If it’s a high-scoring affair, that clearly benefits Wake Forest. The Demon Deacons have the edge in talent in the midfield and up top, and Ian Harkes, Wake’s midfield metronome, should be able to put the clamps on the game’s flow. Fresh off a two-goal performance in the Elite 8, Ghanian sensation Ema Twumasi is on fire right now, and with Jacori Hayes jumping through tackles in the midfield Denver has a lot of defensive work to do.
The good news for the Pioneers is that they’ve rested on their magnificent defense all season. At some point in the next 12 months, it wouldn’t be a surprise to see center back Kortne Ford and right back Reagan Dunk both on MLS rosters. Combined with a swarming midfield, Denver should be able to counter most of Wake’s parries with quick jabs on breaks. Wake will have possession. The question is whether Denver lets them do anything with it.

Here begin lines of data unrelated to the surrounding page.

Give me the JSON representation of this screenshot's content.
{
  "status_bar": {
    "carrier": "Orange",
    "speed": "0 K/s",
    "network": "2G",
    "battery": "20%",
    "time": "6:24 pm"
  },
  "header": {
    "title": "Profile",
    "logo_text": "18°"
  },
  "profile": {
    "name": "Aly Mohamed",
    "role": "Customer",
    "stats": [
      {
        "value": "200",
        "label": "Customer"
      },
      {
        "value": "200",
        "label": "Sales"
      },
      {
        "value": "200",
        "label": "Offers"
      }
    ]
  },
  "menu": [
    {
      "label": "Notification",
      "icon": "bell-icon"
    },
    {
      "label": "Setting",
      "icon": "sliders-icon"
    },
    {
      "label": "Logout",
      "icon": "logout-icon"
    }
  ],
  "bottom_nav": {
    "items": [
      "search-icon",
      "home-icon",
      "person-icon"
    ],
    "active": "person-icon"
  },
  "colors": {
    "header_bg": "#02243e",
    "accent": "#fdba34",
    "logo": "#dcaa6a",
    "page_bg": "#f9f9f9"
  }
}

That said, this match actually pits the two best defenses in the country against one another. Furthering the notion that Muuss and Franks spent time in the coaching incubator together, Wake is just as strong defensively as Denver. In fact, both teams are tied in goals against average with 0.46. Nobody in the country is better.

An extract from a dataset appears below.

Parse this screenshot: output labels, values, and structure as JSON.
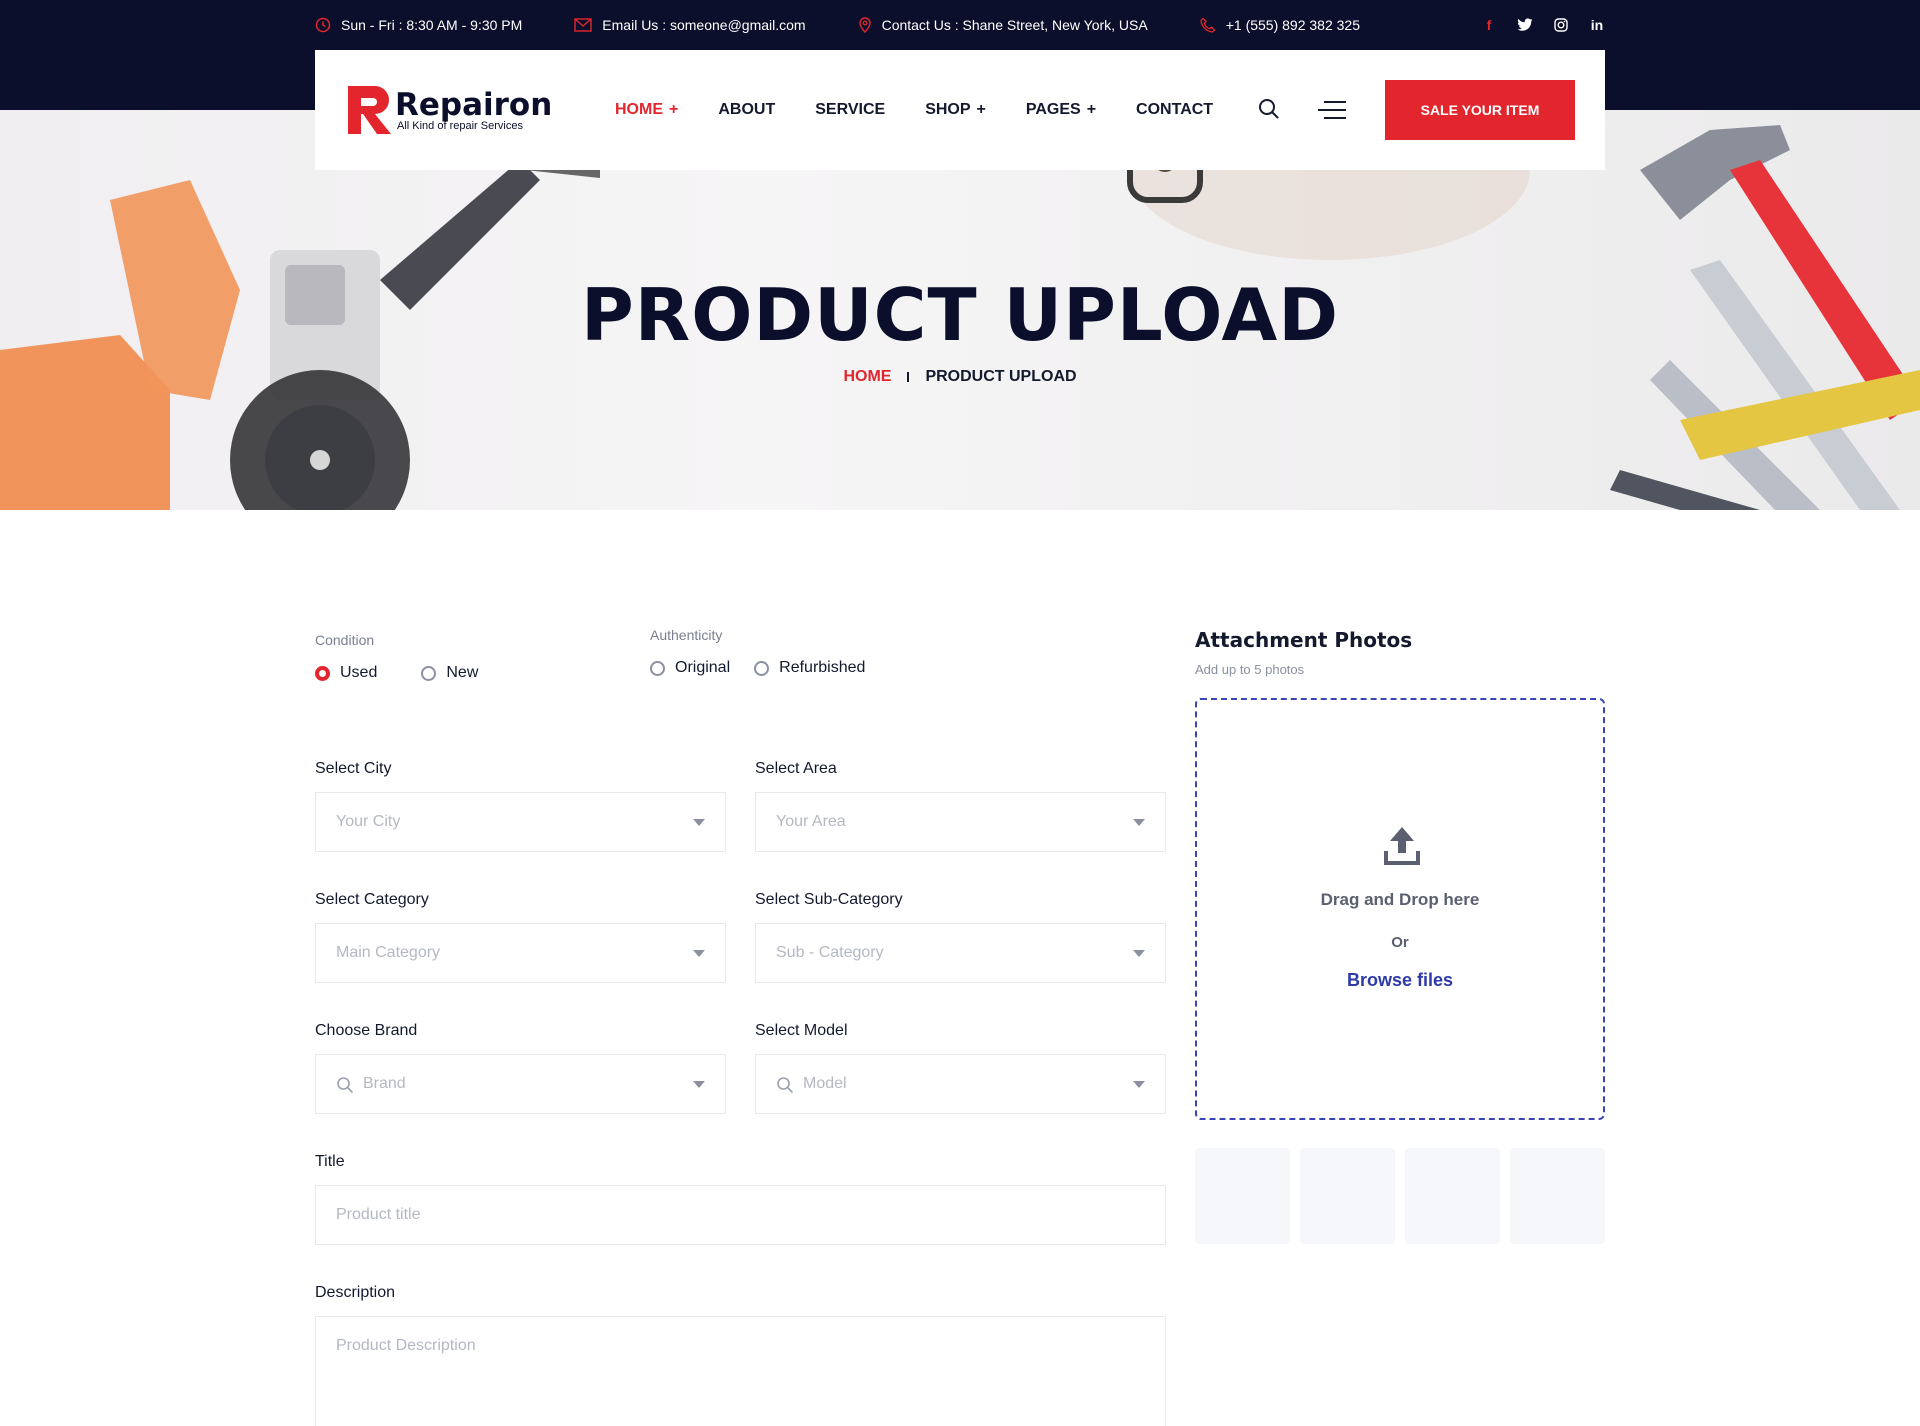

Prediction: Wake Forest 0-0 Denver (Wake Forest advances 5-4 in penalties)
At least if you went by the theoretical lines set by Vegas, neither Stanford nor North Carolina were odds-on favorites to get here. Stanford had a fire-hardened road here, littered with deceptively difficult opponents along the way. Excellent newcomer Pacific, 2014 national champ Virginia and Louisville, the highest seed in the quarter. Stanford was better than every one, beating the odds to get back to a second consecutive College Cup.
North Carolina’s path up the mountain was even craggier. Sure, No. 1 Maryland might’ve been knocked out in the upset of the century by Providence. But the Tar Heels still had to maneuver past the nation’s highest-scoring offense in Florida Gulf Coast (which they did), a 2015 College Cup team in Syracuse (which they did) and that possible Friars team of destiny in the Elite 8 (which, again, they did). In terms of roads to the finals, nobody had it tougher than North Carolina.

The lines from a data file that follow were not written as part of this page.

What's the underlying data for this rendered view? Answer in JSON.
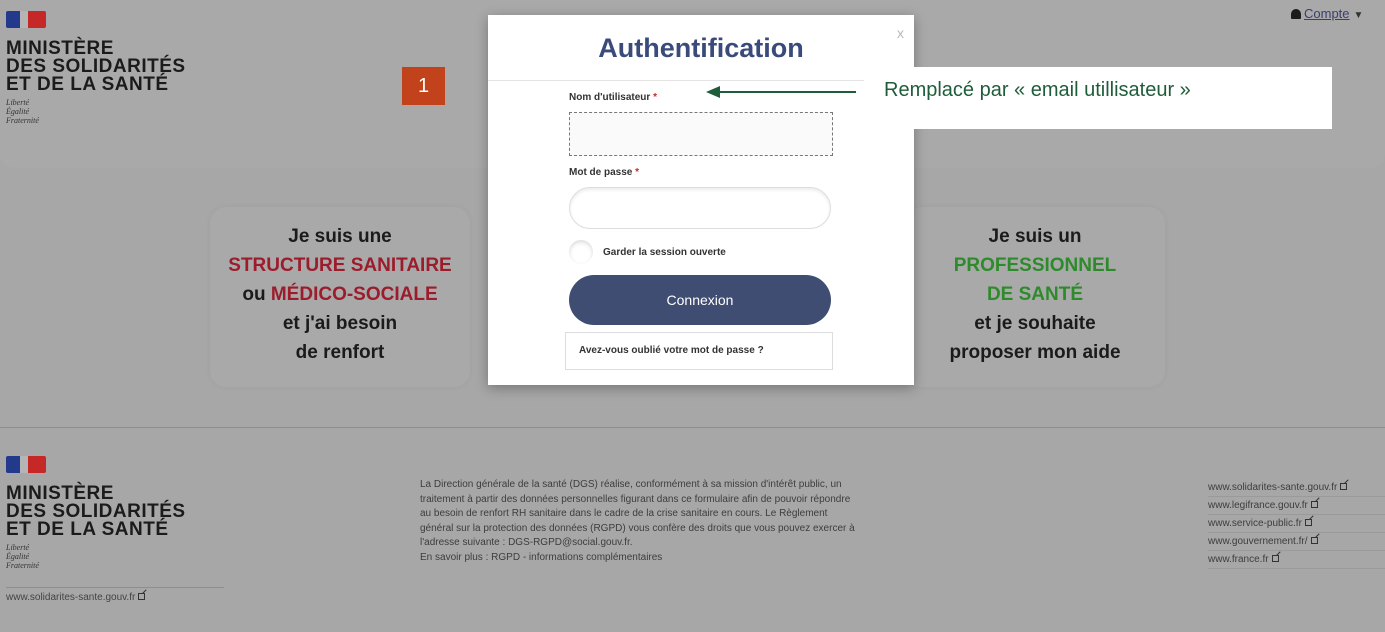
{
  "header": {
    "ministry_lines": [
      "MINISTÈRE",
      "DES SOLIDARITÉS",
      "ET DE LA SANTÉ"
    ],
    "motto_lines": [
      "Liberté",
      "Égalité",
      "Fraternité"
    ],
    "step_badge": "1",
    "account_label": "Compte"
  },
  "cards": {
    "left": {
      "line1": "Je suis une",
      "line2": "STRUCTURE SANITAIRE",
      "line3_prefix": "ou ",
      "line3_highlight": "MÉDICO-SOCIALE",
      "line4": "et j'ai besoin",
      "line5": "de renfort"
    },
    "right": {
      "line1": "Je suis un",
      "line2": "PROFESSIONNEL",
      "line3": "DE SANTÉ",
      "line4": "et je souhaite",
      "line5": "proposer mon aide"
    }
  },
  "modal": {
    "title": "Authentification",
    "close": "x",
    "username_label": "Nom d'utilisateur",
    "password_label": "Mot de passe",
    "required_mark": "*",
    "keep_session_label": "Garder la session ouverte",
    "login_button": "Connexion",
    "forgot_password": "Avez-vous oublié votre mot de passe ?"
  },
  "annotation": {
    "text": "Remplacé par « email utillisateur »",
    "arrow_color": "#1f5d3a"
  },
  "footer": {
    "ministry_lines": [
      "MINISTÈRE",
      "DES SOLIDARITÉS",
      "ET DE LA SANTÉ"
    ],
    "motto_lines": [
      "Liberté",
      "Égalité",
      "Fraternité"
    ],
    "site_url": "www.solidarites-sante.gouv.fr",
    "text_lines": [
      "La Direction générale de la santé (DGS) réalise, conformément à sa mission d'intérêt public, un",
      "traitement à partir des données personnelles figurant dans ce formulaire afin de pouvoir répondre",
      "au besoin de renfort RH sanitaire dans le cadre de la crise sanitaire en cours. Le Règlement",
      "général sur la protection des données (RGPD) vous confère des droits que vous pouvez exercer à",
      "l'adresse suivante : DGS-RGPD@social.gouv.fr.",
      "En savoir plus : RGPD - informations complémentaires"
    ],
    "links": [
      "www.solidarites-sante.gouv.fr",
      "www.legifrance.gouv.fr",
      "www.service-public.fr",
      "www.gouvernement.fr/",
      "www.france.fr"
    ]
  },
  "colors": {
    "brand_blue": "#3a4a7a",
    "button": "#3f4d72",
    "structure_red": "#9c1c2c",
    "professionnel_green": "#2e8b2b",
    "badge": "#c2421c"
  }
}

And in terms of matchups, this one is a murky tactical soup.
Under coach Jeremy Gunn, who’s probably the best in the college game right now at maximizing his talent in the tourney, this 2016 Stanford side is a buttoned up three-piece suit. The Cardinal aren’t flashy, and they don’t play a style reminiscent of the game’s tactical finery, but it’s a cohesive tactical unit that plays as one. As much as Jordan Morris convinced everyone this was a swashbuckling side a year ago, Stanford is overtly practical. Which makes them incredibly dangerous this time of year.
North Carolina, on the other hand, is a bit more idealistic. Or at least it has been, mostly because it can afford to be. Nobody in the country has a player quite like Cameron Lindley, a freshman midfielder capable of picking even the most elaborate of defensive locks. Lindley is subtle, preferring to flit around the edges of things and biding his time before stepping into a pass that cuts a back line in half. The Tar Heels have a chunk of slab granite up top in Tucker Hume, too, a pure No. 9 who’s a wrecking ball in the box.
Point is, North Carolina and Stanford are both liquid tactically. They can play different styles based on game states, which makes this one doubly hard to predict. North Carolina certainly looks like the stronger team on paper, and the chances they’ll control possession and largely dictate play are good. But nearly Stanford’s entire roster has played on this stage before. Nobody on that Tar Heels roster has.
Prediction: North Carolina 1-0 Stanford